§ PROBLEM DETAILS
Below are records that must be duplicated exactly.

[Start of Attachment]

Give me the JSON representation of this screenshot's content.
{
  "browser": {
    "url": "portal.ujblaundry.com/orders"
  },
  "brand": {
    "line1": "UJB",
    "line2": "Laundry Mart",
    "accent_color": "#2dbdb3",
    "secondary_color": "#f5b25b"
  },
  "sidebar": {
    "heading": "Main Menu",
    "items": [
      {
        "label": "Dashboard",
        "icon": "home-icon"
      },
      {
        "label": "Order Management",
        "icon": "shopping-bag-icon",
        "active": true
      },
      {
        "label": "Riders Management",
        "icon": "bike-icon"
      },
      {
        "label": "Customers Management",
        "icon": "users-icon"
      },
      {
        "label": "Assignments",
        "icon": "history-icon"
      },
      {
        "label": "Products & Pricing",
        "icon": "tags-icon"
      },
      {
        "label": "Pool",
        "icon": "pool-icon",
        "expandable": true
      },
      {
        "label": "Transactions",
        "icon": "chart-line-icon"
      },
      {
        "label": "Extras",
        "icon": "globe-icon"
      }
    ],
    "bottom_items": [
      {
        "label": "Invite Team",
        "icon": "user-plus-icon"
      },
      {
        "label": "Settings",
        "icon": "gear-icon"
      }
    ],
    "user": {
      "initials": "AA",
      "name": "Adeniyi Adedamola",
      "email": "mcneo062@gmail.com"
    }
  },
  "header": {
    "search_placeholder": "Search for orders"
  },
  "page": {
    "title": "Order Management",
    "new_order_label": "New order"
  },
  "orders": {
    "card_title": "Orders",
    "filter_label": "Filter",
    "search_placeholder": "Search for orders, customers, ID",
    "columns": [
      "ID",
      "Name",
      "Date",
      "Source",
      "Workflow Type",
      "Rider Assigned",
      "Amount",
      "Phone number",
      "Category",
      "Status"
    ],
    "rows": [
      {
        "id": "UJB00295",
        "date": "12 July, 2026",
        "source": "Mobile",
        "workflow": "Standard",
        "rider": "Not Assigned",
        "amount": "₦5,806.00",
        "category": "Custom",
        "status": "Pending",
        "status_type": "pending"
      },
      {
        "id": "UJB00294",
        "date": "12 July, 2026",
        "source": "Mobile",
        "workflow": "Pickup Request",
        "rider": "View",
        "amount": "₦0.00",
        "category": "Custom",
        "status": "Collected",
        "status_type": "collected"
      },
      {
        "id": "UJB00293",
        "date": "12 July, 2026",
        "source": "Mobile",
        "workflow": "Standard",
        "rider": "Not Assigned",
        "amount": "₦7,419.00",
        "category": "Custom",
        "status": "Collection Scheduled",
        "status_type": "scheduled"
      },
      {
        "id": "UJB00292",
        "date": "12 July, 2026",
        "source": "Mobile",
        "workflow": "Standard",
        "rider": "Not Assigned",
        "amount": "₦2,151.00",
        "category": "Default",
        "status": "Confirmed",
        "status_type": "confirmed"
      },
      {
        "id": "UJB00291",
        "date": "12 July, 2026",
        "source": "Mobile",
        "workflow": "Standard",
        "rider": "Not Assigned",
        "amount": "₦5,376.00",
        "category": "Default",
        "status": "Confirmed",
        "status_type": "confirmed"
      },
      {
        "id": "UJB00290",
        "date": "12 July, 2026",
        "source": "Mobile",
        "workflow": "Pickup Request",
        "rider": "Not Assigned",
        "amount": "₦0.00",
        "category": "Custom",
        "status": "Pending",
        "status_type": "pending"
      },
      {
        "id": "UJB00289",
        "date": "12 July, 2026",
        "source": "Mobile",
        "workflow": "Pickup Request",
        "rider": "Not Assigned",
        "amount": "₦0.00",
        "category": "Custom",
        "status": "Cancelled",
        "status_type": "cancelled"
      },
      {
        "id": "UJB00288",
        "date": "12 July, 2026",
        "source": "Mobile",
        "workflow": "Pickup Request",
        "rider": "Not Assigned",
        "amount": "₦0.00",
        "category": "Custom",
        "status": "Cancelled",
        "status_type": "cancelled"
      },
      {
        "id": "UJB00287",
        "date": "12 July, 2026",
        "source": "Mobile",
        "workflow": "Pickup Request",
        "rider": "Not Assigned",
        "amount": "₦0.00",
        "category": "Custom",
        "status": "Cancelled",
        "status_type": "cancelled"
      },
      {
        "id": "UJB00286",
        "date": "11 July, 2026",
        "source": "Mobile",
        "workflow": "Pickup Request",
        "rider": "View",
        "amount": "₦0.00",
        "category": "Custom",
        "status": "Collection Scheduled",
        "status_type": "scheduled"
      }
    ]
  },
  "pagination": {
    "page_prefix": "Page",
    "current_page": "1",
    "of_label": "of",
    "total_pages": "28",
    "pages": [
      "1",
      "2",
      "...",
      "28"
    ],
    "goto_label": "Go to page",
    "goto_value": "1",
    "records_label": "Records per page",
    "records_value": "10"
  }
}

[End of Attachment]

§ ANSWER SECTION
Give me the JSON representation of this screenshot's content.
{
  "browser": {
    "url": "portal.ujblaundry.com/orders"
  },
  "brand": {
    "line1": "UJB",
    "line2": "Laundry Mart",
    "accent_color": "#2dbdb3",
    "secondary_color": "#f5b25b"
  },
  "sidebar": {
    "heading": "Main Menu",
    "items": [
      {
        "label": "Dashboard",
        "icon": "home-icon"
      },
      {
        "label": "Order Management",
        "icon": "shopping-bag-icon",
        "active": true
      },
      {
        "label": "Riders Management",
        "icon": "bike-icon"
      },
      {
        "label": "Customers Management",
        "icon": "users-icon"
      },
      {
        "label": "Assignments",
        "icon": "history-icon"
      },
      {
        "label": "Products & Pricing",
        "icon": "tags-icon"
      },
      {
        "label": "Pool",
        "icon": "pool-icon",
        "expandable": true
      },
      {
        "label": "Transactions",
        "icon": "chart-line-icon"
      },
      {
        "label": "Extras",
        "icon": "globe-icon"
      }
    ],
    "bottom_items": [
      {
        "label": "Invite Team",
        "icon": "user-plus-icon"
      },
      {
        "label": "Settings",
        "icon": "gear-icon"
      }
    ],
    "user": {
      "initials": "AA",
      "name": "Adeniyi Adedamola",
      "email": "mcneo062@gmail.com"
    }
  },
  "header": {
    "search_placeholder": "Search for orders"
  },
  "page": {
    "title": "Order Management",
    "new_order_label": "New order"
  },
  "orders": {
    "card_title": "Orders",
    "filter_label": "Filter",
    "search_placeholder": "Search for orders, customers, ID",
    "columns": [
      "ID",
      "Name",
      "Date",
      "Source",
      "Workflow Type",
      "Rider Assigned",
      "Amount",
      "Phone number",
      "Category",
      "Status"
    ],
    "rows": [
      {
        "id": "UJB00295",
        "date": "12 July, 2026",
        "source": "Mobile",
        "workflow": "Standard",
        "rider": "Not Assigned",
        "amount": "₦5,806.00",
        "category": "Custom",
        "status": "Pending",
        "status_type": "pending"
      },
      {
        "id": "UJB00294",
        "date": "12 July, 2026",
        "source": "Mobile",
        "workflow": "Pickup Request",
        "rider": "View",
        "amount": "₦0.00",
        "category": "Custom",
        "status": "Collected",
        "status_type": "collected"
      },
      {
        "id": "UJB00293",
        "date": "12 July, 2026",
        "source": "Mobile",
        "workflow": "Standard",
        "rider": "Not Assigned",
        "amount": "₦7,419.00",
        "category": "Custom",
        "status": "Collection Scheduled",
        "status_type": "scheduled"
      },
      {
        "id": "UJB00292",
        "date": "12 July, 2026",
        "source": "Mobile",
        "workflow": "Standard",
        "rider": "Not Assigned",
        "amount": "₦2,151.00",
        "category": "Default",
        "status": "Confirmed",
        "status_type": "confirmed"
      },
      {
        "id": "UJB00291",
        "date": "12 July, 2026",
        "source": "Mobile",
        "workflow": "Standard",
        "rider": "Not Assigned",
        "amount": "₦5,376.00",
        "category": "Default",
        "status": "Confirmed",
        "status_type": "confirmed"
      },
      {
        "id": "UJB00290",
        "date": "12 July, 2026",
        "source": "Mobile",
        "workflow": "Pickup Request",
        "rider": "Not Assigned",
        "amount": "₦0.00",
        "category": "Custom",
        "status": "Pending",
        "status_type": "pending"
      },
      {
        "id": "UJB00289",
        "date": "12 July, 2026",
        "source": "Mobile",
        "workflow": "Pickup Request",
        "rider": "Not Assigned",
        "amount": "₦0.00",
        "category": "Custom",
        "status": "Cancelled",
        "status_type": "cancelled"
      },
      {
        "id": "UJB00288",
        "date": "12 July, 2026",
        "source": "Mobile",
        "workflow": "Pickup Request",
        "rider": "Not Assigned",
        "amount": "₦0.00",
        "category": "Custom",
        "status": "Cancelled",
        "status_type": "cancelled"
      },
      {
        "id": "UJB00287",
        "date": "12 July, 2026",
        "source": "Mobile",
        "workflow": "Pickup Request",
        "rider": "Not Assigned",
        "amount": "₦0.00",
        "category": "Custom",
        "status": "Cancelled",
        "status_type": "cancelled"
      },
      {
        "id": "UJB00286",
        "date": "11 July, 2026",
        "source": "Mobile",
        "workflow": "Pickup Request",
        "rider": "View",
        "amount": "₦0.00",
        "category": "Custom",
        "status": "Collection Scheduled",
        "status_type": "scheduled"
      }
    ]
  },
  "pagination": {
    "page_prefix": "Page",
    "current_page": "1",
    "of_label": "of",
    "total_pages": "28",
    "pages": [
      "1",
      "2",
      "...",
      "28"
    ],
    "goto_label": "Go to page",
    "goto_value": "1",
    "records_label": "Records per page",
    "records_value": "10"
  }
}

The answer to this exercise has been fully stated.